• _Try it_
Make an exact copy of the records, and keep the pictures out of it.

• _Material supplied_
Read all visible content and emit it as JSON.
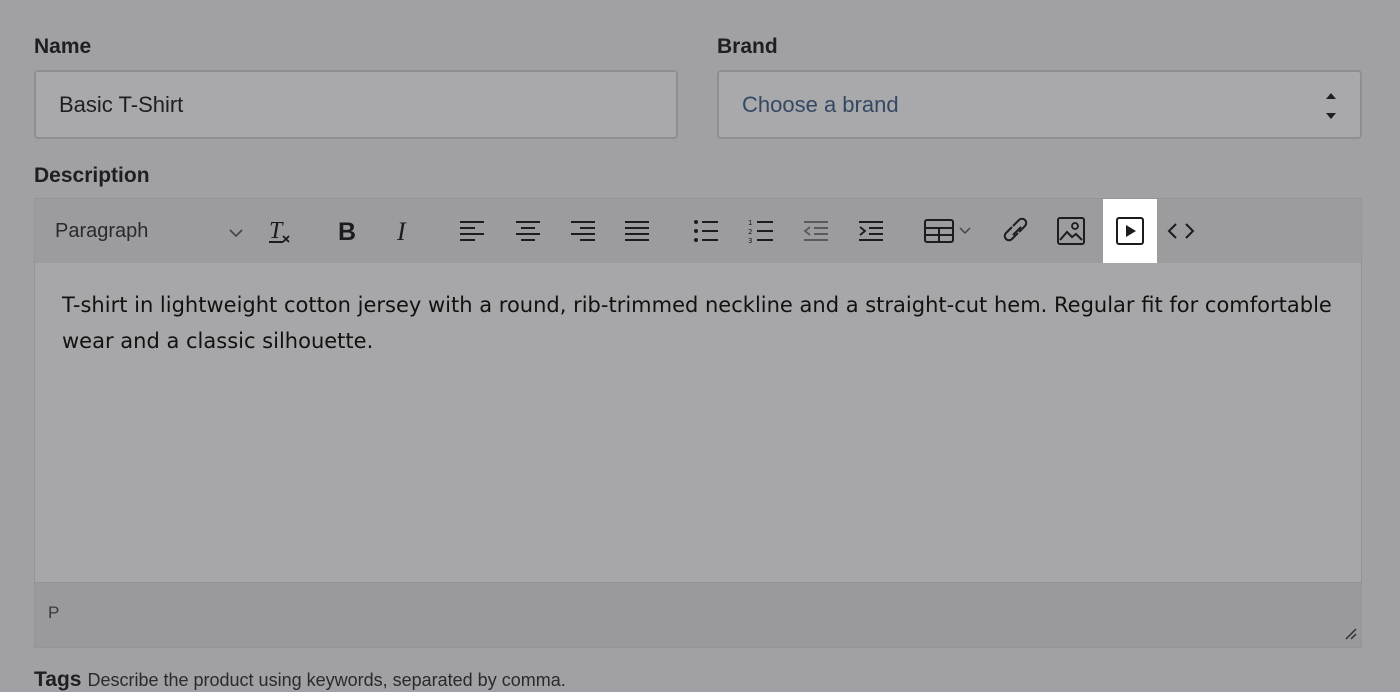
{
  "form": {
    "name_label": "Name",
    "name_value": "Basic T-Shirt",
    "brand_label": "Brand",
    "brand_placeholder": "Choose a brand",
    "description_label": "Description",
    "tags_label": "Tags",
    "tags_help": "Describe the product using keywords, separated by comma."
  },
  "editor": {
    "block_format": "Paragraph",
    "toolbar_icons": [
      "clear-formatting-icon",
      "bold-icon",
      "italic-icon",
      "align-left-icon",
      "align-center-icon",
      "align-right-icon",
      "justify-icon",
      "bullet-list-icon",
      "numbered-list-icon",
      "outdent-icon",
      "indent-icon",
      "table-icon",
      "link-icon",
      "image-icon",
      "media-icon",
      "code-icon"
    ],
    "active_tool": "media-icon",
    "content": "T-shirt in lightweight cotton jersey with a round, rib-trimmed neckline and a straight-cut hem. Regular fit for comfortable wear and a classic silhouette.",
    "element_path": "P"
  }
}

• _Solution to this task_
Read all visible content and emit it as JSON.
{
  "form": {
    "name_label": "Name",
    "name_value": "Basic T-Shirt",
    "brand_label": "Brand",
    "brand_placeholder": "Choose a brand",
    "description_label": "Description",
    "tags_label": "Tags",
    "tags_help": "Describe the product using keywords, separated by comma."
  },
  "editor": {
    "block_format": "Paragraph",
    "toolbar_icons": [
      "clear-formatting-icon",
      "bold-icon",
      "italic-icon",
      "align-left-icon",
      "align-center-icon",
      "align-right-icon",
      "justify-icon",
      "bullet-list-icon",
      "numbered-list-icon",
      "outdent-icon",
      "indent-icon",
      "table-icon",
      "link-icon",
      "image-icon",
      "media-icon",
      "code-icon"
    ],
    "active_tool": "media-icon",
    "content": "T-shirt in lightweight cotton jersey with a round, rib-trimmed neckline and a straight-cut hem. Regular fit for comfortable wear and a classic silhouette.",
    "element_path": "P"
  }
}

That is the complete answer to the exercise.